In a press announcement, the University of Oxford said that scientists from its Department of Earth Sciences have demonstrated how it was “possible to directly extract valuable metals from hot salty fluids (‘brines’) trapped in porous rocks at depths of around two kilometers below dormant volcanoes.” Calling this a “radical green-mining approach,” the University said the proposed process could “provide essential metals for a net zero future — copper, gold, zinc, silver and lithium — in a sustainable way.”
If this technology can be harnessed and developed for commercial use in the next five years, I believe it points to good prospects particularly for local mining. After all, the Philippines is in the Ring of Fire and has numerous active and dormant volcanoes all over the country. This sounds particularly promising if open pit mining can be abandoned altogether in favor of volcano mining.
“Magma beneath volcanoes releases gases that rise towards the surface. These gases are rich in metals. As the pressure drops, the gases separate into steam and brine. Most metals dissolved in the original magmatic gas become concentrated in the dense brine, which in turn gets trapped in porous rock. The less dense, and metal-depleted steam continues up to the surface, where it can form fumaroles, such as those seen at many active volcanoes,” the university explained.
“Oxford scientists reveal how this trapped, subterranean brine is a potential ‘liquid ore’ containing a slew of valuable metals, including gold, copper and lithium, that could be exploited by extracting the fluids to the surface via deep wells… Their models show that the brines potentially contain several million tons of copper,” it added.
Oxford scientists noted that “copper is a key metal for making the transition to net zero, due to its importance in electricity generation and transmission, and electric vehicles.” And, as stated by Oxford Professor Jon Blundy: “Getting to net zero will place unprecedented demand on natural metal resources, demand that recycling alone cannot meet. We need to be thinking of low-energy, sustainable ways to extract metals from the ground. Volcanoes are an obvious and ubiquitous target.”
Then there is the additional benefit of extracting geothermal power as a “significant by-product of a green-mining approach, meaning that operations at the well-head will be carbon-neutral,” the study noted. “The prospect of extracting metals in solution form from wells reduces the cost of mining and ore processing, plus exploits geothermal power to drive operations. This vastly reduces environmental impact of metal production.”
More important to the Philippines is the study finding that “geophysical surveys of volcanoes show that almost every active and dormant volcano hosts a potentially exploitable ‘lens’ of metal-rich brine. This means that metal exploration may not be limited to relatively few countries as it is currently, owing to the ubiquity of volcanoes around the world.”
While there are plenty of challenges to pursuing green mining, I believe that this early it should already form part of the considerations of policymakers in reviewing Philippine laws and guidelines on extraction. New guidelines and incentives may be made time-bound, and conditioned on the introduction and use of new technologies that are green and sustainable.

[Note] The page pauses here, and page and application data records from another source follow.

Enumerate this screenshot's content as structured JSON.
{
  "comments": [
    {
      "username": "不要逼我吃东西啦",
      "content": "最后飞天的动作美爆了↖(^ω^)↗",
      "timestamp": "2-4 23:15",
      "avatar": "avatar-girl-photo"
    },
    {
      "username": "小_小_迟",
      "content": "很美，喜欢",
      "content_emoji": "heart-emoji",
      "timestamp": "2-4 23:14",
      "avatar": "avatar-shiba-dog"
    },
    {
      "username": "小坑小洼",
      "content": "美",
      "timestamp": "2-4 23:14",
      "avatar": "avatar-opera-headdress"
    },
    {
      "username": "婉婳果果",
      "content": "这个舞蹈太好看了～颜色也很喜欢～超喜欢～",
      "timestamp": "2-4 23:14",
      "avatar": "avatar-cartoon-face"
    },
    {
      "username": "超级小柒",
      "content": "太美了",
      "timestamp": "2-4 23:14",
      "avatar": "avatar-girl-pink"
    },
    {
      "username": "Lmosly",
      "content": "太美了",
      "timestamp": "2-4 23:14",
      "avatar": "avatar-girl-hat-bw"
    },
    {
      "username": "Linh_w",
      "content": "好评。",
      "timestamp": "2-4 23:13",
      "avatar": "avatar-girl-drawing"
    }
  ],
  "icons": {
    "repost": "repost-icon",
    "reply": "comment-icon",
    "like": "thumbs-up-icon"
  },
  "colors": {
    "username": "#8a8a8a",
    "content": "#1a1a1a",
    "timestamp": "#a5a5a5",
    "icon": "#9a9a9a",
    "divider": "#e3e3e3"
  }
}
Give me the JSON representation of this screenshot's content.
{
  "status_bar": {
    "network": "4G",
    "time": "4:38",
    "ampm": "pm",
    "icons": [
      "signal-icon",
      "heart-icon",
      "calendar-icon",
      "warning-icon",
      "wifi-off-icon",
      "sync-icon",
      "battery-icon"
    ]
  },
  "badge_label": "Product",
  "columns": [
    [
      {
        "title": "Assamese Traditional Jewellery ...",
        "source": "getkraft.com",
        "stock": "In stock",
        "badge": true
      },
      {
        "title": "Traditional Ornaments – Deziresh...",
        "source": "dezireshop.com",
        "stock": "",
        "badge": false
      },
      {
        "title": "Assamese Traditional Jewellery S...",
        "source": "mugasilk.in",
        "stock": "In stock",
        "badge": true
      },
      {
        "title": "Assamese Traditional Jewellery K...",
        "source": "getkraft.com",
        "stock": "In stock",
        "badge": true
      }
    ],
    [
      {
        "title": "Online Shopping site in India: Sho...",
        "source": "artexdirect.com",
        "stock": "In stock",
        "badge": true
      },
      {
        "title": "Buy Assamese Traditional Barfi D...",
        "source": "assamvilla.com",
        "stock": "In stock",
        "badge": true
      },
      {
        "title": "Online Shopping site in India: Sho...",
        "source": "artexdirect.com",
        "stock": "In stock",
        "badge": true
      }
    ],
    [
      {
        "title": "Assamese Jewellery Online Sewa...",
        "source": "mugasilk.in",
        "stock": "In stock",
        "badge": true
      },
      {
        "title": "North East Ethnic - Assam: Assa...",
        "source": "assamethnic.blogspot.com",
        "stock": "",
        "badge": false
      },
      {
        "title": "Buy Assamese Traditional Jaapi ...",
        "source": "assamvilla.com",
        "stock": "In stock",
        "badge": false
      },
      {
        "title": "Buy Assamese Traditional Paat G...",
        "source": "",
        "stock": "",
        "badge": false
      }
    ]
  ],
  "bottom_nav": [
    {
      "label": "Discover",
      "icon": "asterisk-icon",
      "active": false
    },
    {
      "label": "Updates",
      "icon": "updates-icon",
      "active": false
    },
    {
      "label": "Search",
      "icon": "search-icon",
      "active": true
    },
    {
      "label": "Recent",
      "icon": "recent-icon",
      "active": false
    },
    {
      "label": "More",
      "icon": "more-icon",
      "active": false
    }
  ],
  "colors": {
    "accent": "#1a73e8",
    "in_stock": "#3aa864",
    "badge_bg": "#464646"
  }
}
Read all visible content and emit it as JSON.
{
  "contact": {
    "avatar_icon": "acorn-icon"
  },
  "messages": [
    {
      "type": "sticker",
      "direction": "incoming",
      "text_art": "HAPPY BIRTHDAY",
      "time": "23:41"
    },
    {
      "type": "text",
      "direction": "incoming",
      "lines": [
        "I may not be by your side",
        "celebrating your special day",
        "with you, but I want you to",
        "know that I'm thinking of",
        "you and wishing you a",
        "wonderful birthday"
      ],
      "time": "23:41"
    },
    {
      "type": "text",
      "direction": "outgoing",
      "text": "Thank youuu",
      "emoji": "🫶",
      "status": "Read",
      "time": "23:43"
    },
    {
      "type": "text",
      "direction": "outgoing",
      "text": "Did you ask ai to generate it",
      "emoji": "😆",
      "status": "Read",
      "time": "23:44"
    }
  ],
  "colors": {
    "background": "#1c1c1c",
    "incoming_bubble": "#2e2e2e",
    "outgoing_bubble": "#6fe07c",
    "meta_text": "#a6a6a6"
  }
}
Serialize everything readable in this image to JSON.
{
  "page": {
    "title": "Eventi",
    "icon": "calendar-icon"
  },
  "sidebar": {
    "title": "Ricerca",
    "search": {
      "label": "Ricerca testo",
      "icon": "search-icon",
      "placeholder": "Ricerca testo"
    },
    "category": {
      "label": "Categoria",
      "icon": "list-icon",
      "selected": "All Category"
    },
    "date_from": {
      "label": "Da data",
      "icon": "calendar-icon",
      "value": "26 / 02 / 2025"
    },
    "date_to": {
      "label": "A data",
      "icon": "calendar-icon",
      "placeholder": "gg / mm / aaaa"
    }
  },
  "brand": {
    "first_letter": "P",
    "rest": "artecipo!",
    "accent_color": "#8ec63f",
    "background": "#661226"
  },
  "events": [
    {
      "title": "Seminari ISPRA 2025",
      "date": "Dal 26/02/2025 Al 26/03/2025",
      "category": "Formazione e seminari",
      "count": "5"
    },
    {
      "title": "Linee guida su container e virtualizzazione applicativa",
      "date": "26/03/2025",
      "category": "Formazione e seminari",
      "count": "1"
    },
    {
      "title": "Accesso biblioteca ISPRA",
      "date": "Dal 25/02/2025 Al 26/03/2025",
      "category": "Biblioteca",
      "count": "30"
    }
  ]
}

Rapid changes in technological advancement usually outpace the change in policy and regulation. This does not have to be the case, always. Access to data and studies and information on new developments already give us foresight, and allow for better visioning and planning. Policy changes must always be strategic and not just tactical, with the far future always in mind.
Marvin Tort is a former managing editor of BusinessWorld, and a former chairman of the Philippine Press Council